From Habron to Shawl is  total brutality at this point.  So many hike a bikes and rough terrain.  I did ride a couple of sections that I just thought, fuck ya.  An extreme low point came when the orange trail dips on the east side of the ridge.  Normally, when we are riding up there we don't do that, we just stay on the ridge.  But in order to follow blaze...I said FUCK there more times than any other place.

Doing the math, which I'm never good as I get tired, I knew that I could make it in a day.  I wasn't sure about my lights though.  I had only one light and used it for almost 5 hours in the morning.  I got to Shawl just when I needed to put it back on.  My hands weren't really working anymore.  I had to use my teeth to put it on.  I finally got it on and there was some juice.  Thank god I could descend with a light.  I rode some tough stuff on Shawl, I guess because of adrenaline.  I caught some air and though to myself , yeeha!  If I ever doubted that I am a mountain biker through and through that moment cemented it for me.  I still want to find flow and have fun when I'm on my last leg.

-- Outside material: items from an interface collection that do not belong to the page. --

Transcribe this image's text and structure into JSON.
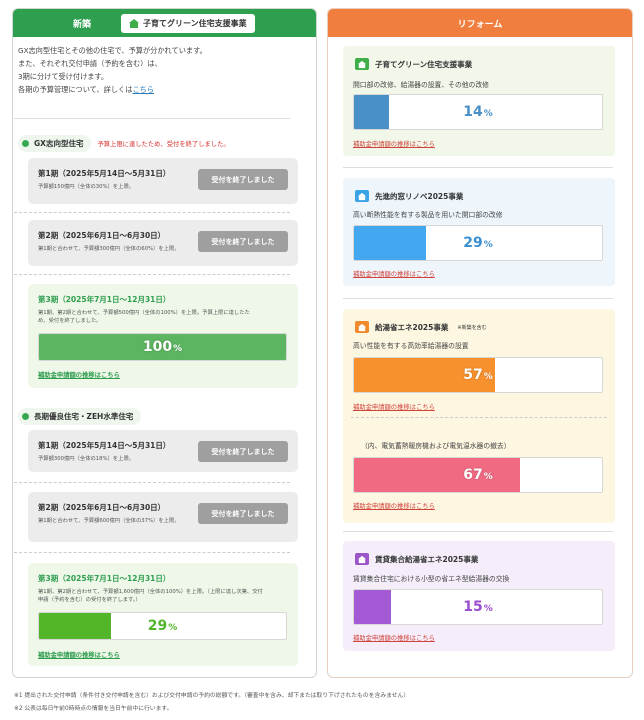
{
  "left": {
    "header": "新築",
    "tag": "子育てグリーン住宅支援事業",
    "intro": [
      "GX志向型住宅とその他の住宅で、予算が分かれています。",
      "また、それぞれ交付申請（予約を含む）は、",
      "3期に分けて受け付けます。",
      "各期の予算管理について、詳しくは"
    ],
    "intro_link": "こちら",
    "sections": [
      {
        "title": "GX志向型住宅",
        "notice": "予算上限に達したため、受付を終了しました。",
        "periods": [
          {
            "title": "第1期（2025年5月14日～5月31日）",
            "desc": "予算額150億円（全体の30%）を上限。",
            "status": "受付を終了しました"
          },
          {
            "title": "第2期（2025年6月1日～6月30日）",
            "desc": "第1期と合わせて、予算額300億円（全体の60%）を上限。",
            "status": "受付を終了しました"
          },
          {
            "title": "第3期（2025年7月1日～12月31日）",
            "desc": "第1期、第2期と合わせて、予算額500億円（全体の100%）を上限。予算上限に達したため、受付を終了しました。",
            "progress": 100,
            "progress_text": "100",
            "link": "補助金申請額の推移はこちら"
          }
        ]
      },
      {
        "title": "長期優良住宅・ZEH水準住宅",
        "notice": "",
        "periods": [
          {
            "title": "第1期（2025年5月14日～5月31日）",
            "desc": "予算額300億円（全体の18%）を上限。",
            "status": "受付を終了しました"
          },
          {
            "title": "第2期（2025年6月1日～6月30日）",
            "desc": "第1期と合わせて、予算額600億円（全体の37%）を上限。",
            "status": "受付を終了しました"
          },
          {
            "title": "第3期（2025年7月1日～12月31日）",
            "desc": "第1期、第2期と合わせて、予算額1,600億円（全体の100%）を上限。（上限に達し次第、交付申請（予約を含む）の受付を終了します。）",
            "progress": 29,
            "progress_text": "29",
            "link": "補助金申請額の推移はこちら"
          }
        ]
      }
    ]
  },
  "right": {
    "header": "リフォーム",
    "cards": [
      {
        "title": "子育てグリーン住宅支援事業",
        "desc": "開口部の改修、給湯器の設置、その他の改修",
        "progress": 14,
        "progress_text": "14",
        "link": "補助金申請額の推移はこちら",
        "color": "#4a90c8",
        "bg": "#f1f8ea",
        "icon_color": "#3fae48"
      },
      {
        "title": "先進的窓リノベ2025事業",
        "desc": "高い断熱性能を有する製品を用いた開口部の改修",
        "progress": 29,
        "progress_text": "29",
        "link": "補助金申請額の推移はこちら",
        "color": "#43a7f0",
        "bg": "#eef6fc",
        "icon_color": "#3aa3e6"
      },
      {
        "title": "給湯省エネ2025事業",
        "title_note": "※新築を含む",
        "desc": "高い性能を有する高効率給湯器の設置",
        "progress": 57,
        "progress_text": "57",
        "link": "補助金申請額の推移はこちら",
        "color": "#f7912e",
        "bg": "#fdf7e2",
        "icon_color": "#f08a2c",
        "sub": {
          "desc": "（内、電気蓄熱暖房機および電気温水器の撤去）",
          "progress": 67,
          "progress_text": "67",
          "link": "補助金申請額の推移はこちら",
          "color": "#f06a82"
        }
      },
      {
        "title": "賃貸集合給湯省エネ2025事業",
        "desc": "賃貸集合住宅における小型の省エネ型給湯器の交換",
        "progress": 15,
        "progress_text": "15",
        "link": "補助金申請額の推移はこちら",
        "color": "#a45ad4",
        "bg": "#f5eefa",
        "icon_color": "#9a55c8"
      }
    ]
  },
  "footnotes": [
    "※1 提出された交付申請（条件付き交付申請を含む）および交付申請の予約の総額です。（審査中を含み、却下または取り下げされたものを含みません）",
    "※2 公表は毎日午前0時時点の情報を当日午前中に行います。"
  ],
  "percent_sign": "%",
  "colors": {
    "green": "#2e9e4f",
    "orange": "#ef7e3f",
    "gx_full": "#5cb560",
    "zeh_fill": "#52b52a"
  }
}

The car was so close, but had to do the proper blaze and finish the 3/4 mile on the only built trail on the Ring into the parking lot.  My car was still there even though I had thoughts that what if someone stole my car and I had to ride to help?

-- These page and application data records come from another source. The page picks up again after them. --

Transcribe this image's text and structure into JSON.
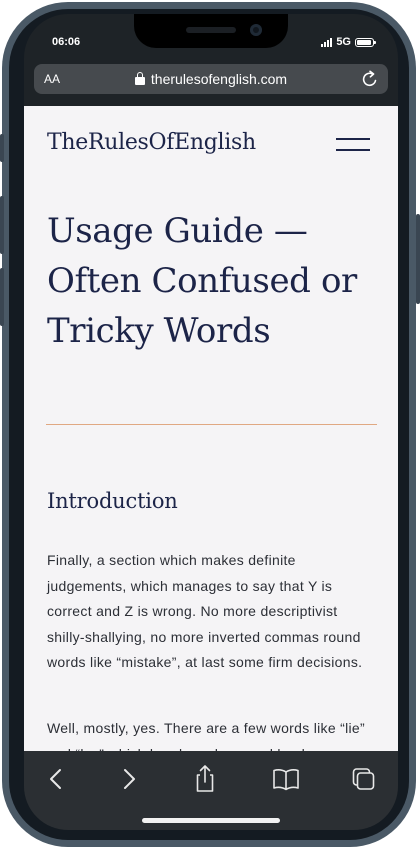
{
  "status_bar": {
    "time": "06:06",
    "network": "5G"
  },
  "browser": {
    "text_size_label": "AA",
    "url": "therulesofenglish.com"
  },
  "site": {
    "title": "TheRulesOfEnglish",
    "accent_color": "#1c2448",
    "divider_color": "#e0a882"
  },
  "page": {
    "heading": "Usage Guide — Often Confused or Tricky Words",
    "section_heading": "Introduction",
    "paragraph_1": "Finally, a section which makes definite judgements, which manages to say that Y is correct and Z is wrong. No more descriptivist shilly-shallying, no more inverted commas round words like “mistake”, at last some firm decisions.",
    "paragraph_2": "Well, mostly, yes. There are a few words like “lie” and “lay” which break us down and lead"
  },
  "toolbar_icons": [
    "back-icon",
    "forward-icon",
    "share-icon",
    "bookmarks-icon",
    "tabs-icon"
  ]
}
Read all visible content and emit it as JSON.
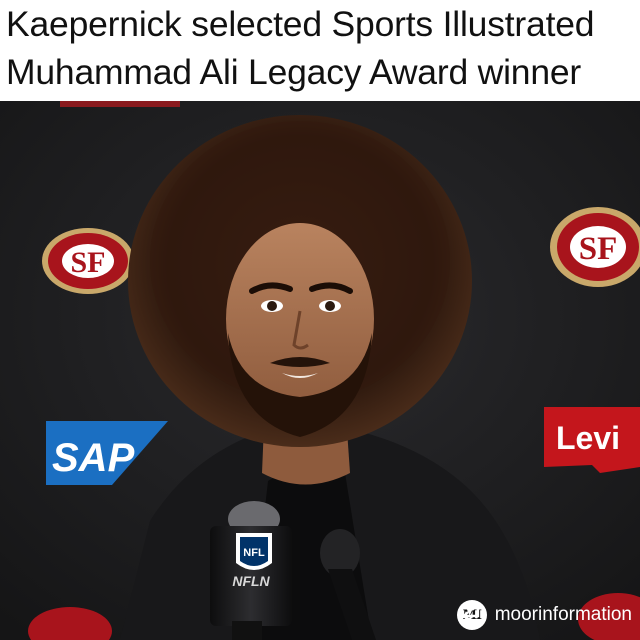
{
  "headline": {
    "line1": "Kaepernick selected Sports Illustrated",
    "line2": "Muhammad Ali Legacy Award winner"
  },
  "backdrop": {
    "logos": {
      "niners": "SF",
      "sap": "SAP",
      "levis": "Levi",
      "nfl": "NFL",
      "nfln": "NFLN"
    }
  },
  "attribution": {
    "icon": "repost-icon",
    "badge": "MI",
    "handle": "moorinformation"
  },
  "colors": {
    "niners_red": "#a8141c",
    "niners_gold": "#c9a86a",
    "sap_blue": "#1b6fc2",
    "levis_red": "#c4161c",
    "backdrop": "#1d1d1f"
  }
}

I hadn't really planned what I was going to do after, but Preston had sent a text to say I could stay at his house.  I needed two hands to get my car started because truly my hands took the worst of the wear.  I still was crawling with ticks and imagining more. I was so chaffed.

I got back to my car at 10pm after 20.5 hours of being out.  No record time, but first person to do the reverse Ring and first woman, 6th person to complete the Massanutten Orange Loop by mountain bike.

This whole thing started with a running race that has kept detailed records of the event.  Check it out. Happy Trail Runners

A hard thing about this was going right into a 3 day instructing and guiding weekend for 18 women at Elk River Touring Center.  I was exhausted and beat up, but realizing the power of the mind is greater than any physical strength or limitation.  Women constantly list finding confidence as the number one reason to take a clinic from me.  I tell them that you find confidence by doing things that are hard and outside your comfort zone and surviving them and learning from experience.  Completing the Ring, definitely gave me the confidence to know that I'm tough and do can hard things.  And it reminds me to continue to surround myself with people who dream and push their limits and basically "do shit".

Special thanks go out to Michael Carpenter, Kyle Lawrence, Charlie Snyder, Sam Skidmore, Lindsey Carpenter, Barry Croker, Preston Stempler, Zach Adams, Chris Scott,  Shenandoah Bicycle Company, Blackwater Bikes, Ibis Cycles, Shimano, Industry Nine, Pearl Izumi.

Face with tears of Joy

The Ring is 71 miles of the Orange Loop around Fort Valley, Virginia.  I've been riding up there for years and absolutely love it.  It is rocky, dry, technical, slow moving and lots of steeps.  Usually when I ride there I don't manage to cover much ground and always have to walk lines on the uphill and down!
That sunny east ridge of Massanutten. Photo credit: Eric Jensen
I only know of 3 dudes that have completed it in one day and one has an asterisk because he missed Wanoaze(but I'm still counting him).  Now could more people do it...yes, of course.  It's not that hard, but it is pretty hard.  It's slow going. It's certainly not for everyone.  And there really needs to be two categories of Ring rides:  Those who complete it in one day and those that complete the toughest moves on the Ring.( And I would say there are about 3-4 dudes that can do that)
Look at those deep, deep oak leaves!  The strenuous hike up  Waterfall Trail.
 Carey Lowery asked if I would like to do it.    She made  me commit and I really appreciate that. My nature is too laid back sometimes and she is a good motivator and very driven.  She hadn't even ridden Fort Valley before so had no idea what the terrain was like in person.  And she did great!  I think she'll be the first woman to do it in one day.
Chutes and rocks.  Photo credit: Kyle Lawrence

This doesn't even look hard, but it's picky. Photo credit:Carey Lowery

This is the word of the year.  Last year was vape.  I would of chose Boost.